WHAT IS REQUIRED:
Where a picture appears, leave it out, and print the rest of the records as they are.

Source data
>>>>
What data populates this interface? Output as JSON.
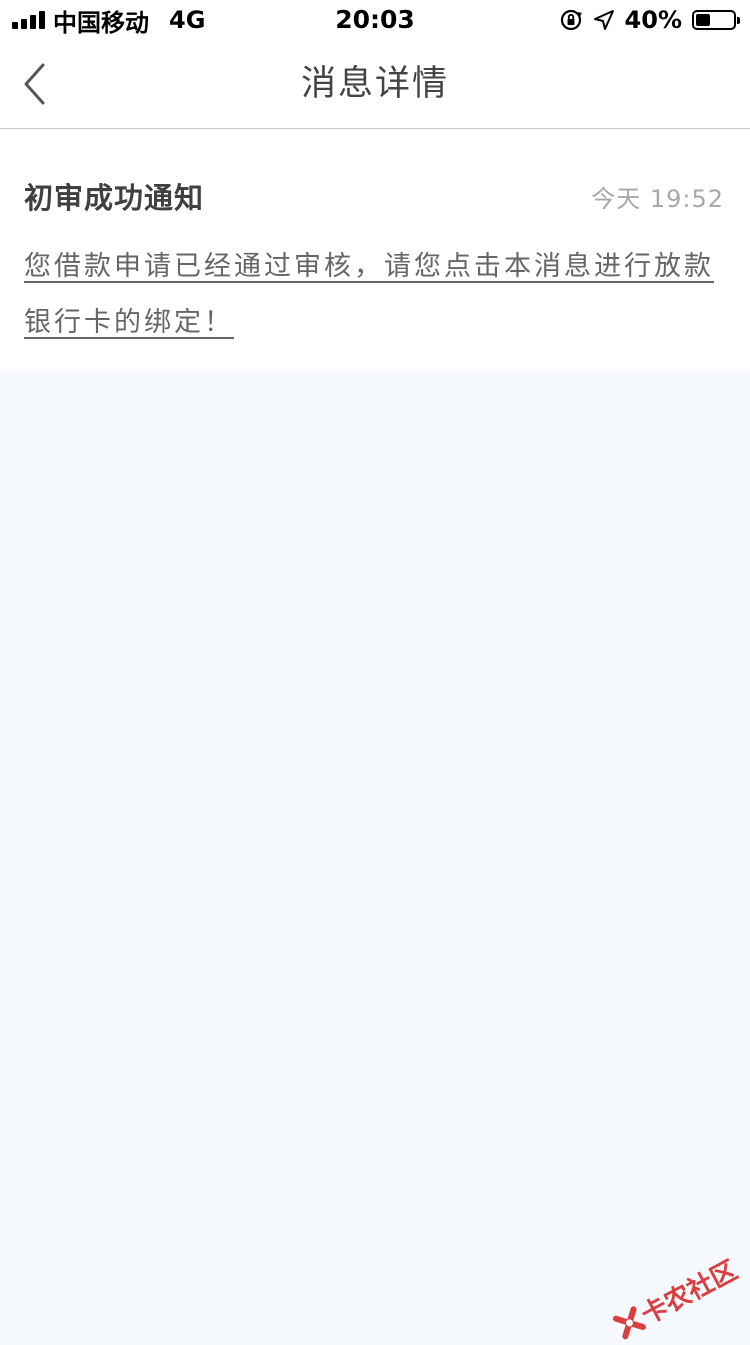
{
  "status_bar": {
    "carrier": "中国移动",
    "network": "4G",
    "time": "20:03",
    "battery": "40%",
    "battery_level": 0.4,
    "icons": [
      "signal-icon",
      "orientation-lock-icon",
      "location-arrow-icon",
      "battery-icon"
    ]
  },
  "nav": {
    "back_icon": "chevron-left-icon",
    "title": "消息详情"
  },
  "message": {
    "title": "初审成功通知",
    "time": "今天  19:52",
    "body": "您借款申请已经通过审核，请您点击本消息进行放款银行卡的绑定！"
  },
  "watermark": {
    "text": "卡农社区"
  },
  "colors": {
    "background": "#f5f8fc",
    "card": "#ffffff",
    "watermark": "#d82a2a"
  }
}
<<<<
YOUR SOLUTION:
What data populates this interface? Output as JSON.
{
  "status_bar": {
    "carrier": "中国移动",
    "network": "4G",
    "time": "20:03",
    "battery": "40%",
    "battery_level": 0.4,
    "icons": [
      "signal-icon",
      "orientation-lock-icon",
      "location-arrow-icon",
      "battery-icon"
    ]
  },
  "nav": {
    "back_icon": "chevron-left-icon",
    "title": "消息详情"
  },
  "message": {
    "title": "初审成功通知",
    "time": "今天  19:52",
    "body": "您借款申请已经通过审核，请您点击本消息进行放款银行卡的绑定！"
  },
  "watermark": {
    "text": "卡农社区"
  },
  "colors": {
    "background": "#f5f8fc",
    "card": "#ffffff",
    "watermark": "#d82a2a"
  }
}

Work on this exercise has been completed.